*Assigned task:*
Only lines holding "пропуска" are wanted; copy each of them from the records below.

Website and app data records

- Opening Delimiter -

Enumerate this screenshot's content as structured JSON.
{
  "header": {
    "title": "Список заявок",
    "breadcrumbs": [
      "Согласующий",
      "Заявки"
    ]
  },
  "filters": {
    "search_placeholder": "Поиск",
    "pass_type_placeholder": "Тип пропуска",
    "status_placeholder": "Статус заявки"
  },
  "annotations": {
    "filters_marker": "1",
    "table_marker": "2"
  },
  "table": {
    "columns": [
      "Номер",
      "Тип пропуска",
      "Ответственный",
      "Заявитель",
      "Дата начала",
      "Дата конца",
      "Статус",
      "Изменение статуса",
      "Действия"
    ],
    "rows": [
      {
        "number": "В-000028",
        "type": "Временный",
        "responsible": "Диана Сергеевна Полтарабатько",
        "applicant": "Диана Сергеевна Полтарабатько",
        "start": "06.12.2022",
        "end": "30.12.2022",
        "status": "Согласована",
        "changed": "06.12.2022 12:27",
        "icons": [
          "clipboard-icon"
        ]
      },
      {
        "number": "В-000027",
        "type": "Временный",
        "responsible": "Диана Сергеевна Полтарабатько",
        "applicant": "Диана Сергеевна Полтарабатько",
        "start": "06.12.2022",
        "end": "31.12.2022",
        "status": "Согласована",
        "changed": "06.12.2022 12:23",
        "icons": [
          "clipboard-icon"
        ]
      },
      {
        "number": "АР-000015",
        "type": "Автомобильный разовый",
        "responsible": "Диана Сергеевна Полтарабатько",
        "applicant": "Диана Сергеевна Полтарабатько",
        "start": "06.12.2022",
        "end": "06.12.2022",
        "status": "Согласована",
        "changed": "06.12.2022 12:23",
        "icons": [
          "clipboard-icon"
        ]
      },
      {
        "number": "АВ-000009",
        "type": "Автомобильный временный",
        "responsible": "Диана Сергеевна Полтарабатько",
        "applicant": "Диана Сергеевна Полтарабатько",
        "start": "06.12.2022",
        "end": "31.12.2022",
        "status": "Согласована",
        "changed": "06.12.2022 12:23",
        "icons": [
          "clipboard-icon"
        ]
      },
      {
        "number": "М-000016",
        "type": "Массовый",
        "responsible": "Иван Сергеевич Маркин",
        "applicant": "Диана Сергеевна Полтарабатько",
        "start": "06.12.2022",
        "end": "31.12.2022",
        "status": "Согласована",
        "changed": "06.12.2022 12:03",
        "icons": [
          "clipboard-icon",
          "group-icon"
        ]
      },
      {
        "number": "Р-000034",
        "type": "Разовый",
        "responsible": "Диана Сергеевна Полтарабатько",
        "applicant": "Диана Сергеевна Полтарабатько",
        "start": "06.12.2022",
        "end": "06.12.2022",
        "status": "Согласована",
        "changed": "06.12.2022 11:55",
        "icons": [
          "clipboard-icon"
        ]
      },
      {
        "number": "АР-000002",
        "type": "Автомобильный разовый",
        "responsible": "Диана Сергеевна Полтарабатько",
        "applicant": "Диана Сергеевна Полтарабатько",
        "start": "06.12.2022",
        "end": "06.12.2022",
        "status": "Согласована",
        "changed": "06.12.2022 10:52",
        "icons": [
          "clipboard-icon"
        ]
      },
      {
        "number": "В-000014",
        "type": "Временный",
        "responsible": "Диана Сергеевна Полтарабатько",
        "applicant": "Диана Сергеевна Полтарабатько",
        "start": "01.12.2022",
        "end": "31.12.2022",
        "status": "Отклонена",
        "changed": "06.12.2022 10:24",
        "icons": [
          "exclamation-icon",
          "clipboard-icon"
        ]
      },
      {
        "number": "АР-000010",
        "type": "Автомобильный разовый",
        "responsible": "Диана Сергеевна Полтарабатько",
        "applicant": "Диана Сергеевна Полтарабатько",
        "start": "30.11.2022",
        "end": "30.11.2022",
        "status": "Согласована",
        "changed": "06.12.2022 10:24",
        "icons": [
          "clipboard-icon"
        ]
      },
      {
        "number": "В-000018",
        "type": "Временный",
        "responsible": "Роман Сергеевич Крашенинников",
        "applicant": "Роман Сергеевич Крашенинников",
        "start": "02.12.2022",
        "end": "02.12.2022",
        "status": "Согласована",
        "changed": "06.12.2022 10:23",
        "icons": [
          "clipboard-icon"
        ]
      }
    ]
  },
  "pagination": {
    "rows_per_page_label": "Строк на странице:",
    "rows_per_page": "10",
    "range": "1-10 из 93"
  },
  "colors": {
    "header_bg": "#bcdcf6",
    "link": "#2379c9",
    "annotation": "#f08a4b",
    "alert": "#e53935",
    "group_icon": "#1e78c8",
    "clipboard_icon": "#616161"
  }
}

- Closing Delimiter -

*Result of this task:*
    "pass_type_placeholder": "Тип пропуска",
      "Тип пропуска",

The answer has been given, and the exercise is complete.